If 'ADC' is available, the i1DisplayPro will automatically perform monitor adjustments for you, so you definitely want to leave this ticked in theory. However if you find you're getting strange things happening (e.g. your monitor ends up on strange settings) - then disable this and proceed manually.
Kick off the actual measurement process by using the button under the calibration squares:
Now, follow all the on screen instructions carefully. With any luck you'll have ADC available and you won't have to touch any monitor buttons! Make sure you tilt your screen back and lay the i1DisplayPro flat (but gently) against the monitor surface.
However, it may be that you manually have to adjust brightness, contrast, and your Red/Blue/Green balance (often called Gain in monitor menus) - when instructed. Look through your monitor menus to find these functions (it's different on pretty much every monitor so we can't provide many tips here) - or consult your monitor's manual.

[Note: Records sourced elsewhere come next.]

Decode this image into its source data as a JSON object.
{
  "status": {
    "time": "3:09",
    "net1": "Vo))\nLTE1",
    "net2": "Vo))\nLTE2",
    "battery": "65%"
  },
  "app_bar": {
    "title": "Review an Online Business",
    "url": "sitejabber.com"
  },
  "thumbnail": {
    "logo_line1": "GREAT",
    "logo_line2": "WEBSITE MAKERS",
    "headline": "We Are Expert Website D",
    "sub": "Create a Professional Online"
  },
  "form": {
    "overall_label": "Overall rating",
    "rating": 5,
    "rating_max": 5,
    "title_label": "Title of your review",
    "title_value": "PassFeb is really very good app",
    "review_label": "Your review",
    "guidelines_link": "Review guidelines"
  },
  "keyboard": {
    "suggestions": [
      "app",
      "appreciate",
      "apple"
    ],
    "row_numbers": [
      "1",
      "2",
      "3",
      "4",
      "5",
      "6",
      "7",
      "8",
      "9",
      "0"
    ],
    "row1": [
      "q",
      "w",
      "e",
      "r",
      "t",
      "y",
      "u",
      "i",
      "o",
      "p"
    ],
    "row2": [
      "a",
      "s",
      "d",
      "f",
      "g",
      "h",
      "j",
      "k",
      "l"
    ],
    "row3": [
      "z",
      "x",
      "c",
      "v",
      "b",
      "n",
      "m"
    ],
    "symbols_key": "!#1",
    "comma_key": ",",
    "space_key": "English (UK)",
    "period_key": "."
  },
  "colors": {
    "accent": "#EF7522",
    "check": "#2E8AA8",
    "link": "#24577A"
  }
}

Note: if you have to use the monitor menus and it pops up in the centre of your screen, then almost all monitors have an option within their menus for moving the menus to another part of the screen. Alternatively, just shift the i1 to a less central location.
Now, move into the next stage using the workflow panel:
On this page, you give your profile a sensible name. The 'System Level' box should always be ticked on the PC, but NOT on Mac - tick User Level there instead, the profile reminder set to 4 weeks (once a month should be plenty with any decent monitor), and the ambient light monitoring mode we recommend turning off (it's far better to have light control in your work area than have your calibrator attempt to dynamically adjust your monitor to compensate for changing light - this does not work well in any calibration system we've tried).
To create your profile, click 'Create and Save Profile' on the right hand side. Wait a minute or two and you will get a gamut locus diagram for your monitor. You can also investigate the curves created, and the before and after display of lots of test images (using the icons about the created profile).
We suggest your go through and complete the Display QA section of the software, which performs a check on the post calibration accuracy of your screen.
At this point you have completed a basic calibration with your i1Display Pro. We suggest giving your eyes a few days to adjust and trying it out with your printing workflow. If you experience good screen to print matches, you're finished. If not, then you can go back and adjust the white point (for white colour) and the luminance (for brightness) and contrast ratio to get a closer match.
Repeat the calibration with your new settings and then again try it for a few days and see how you go.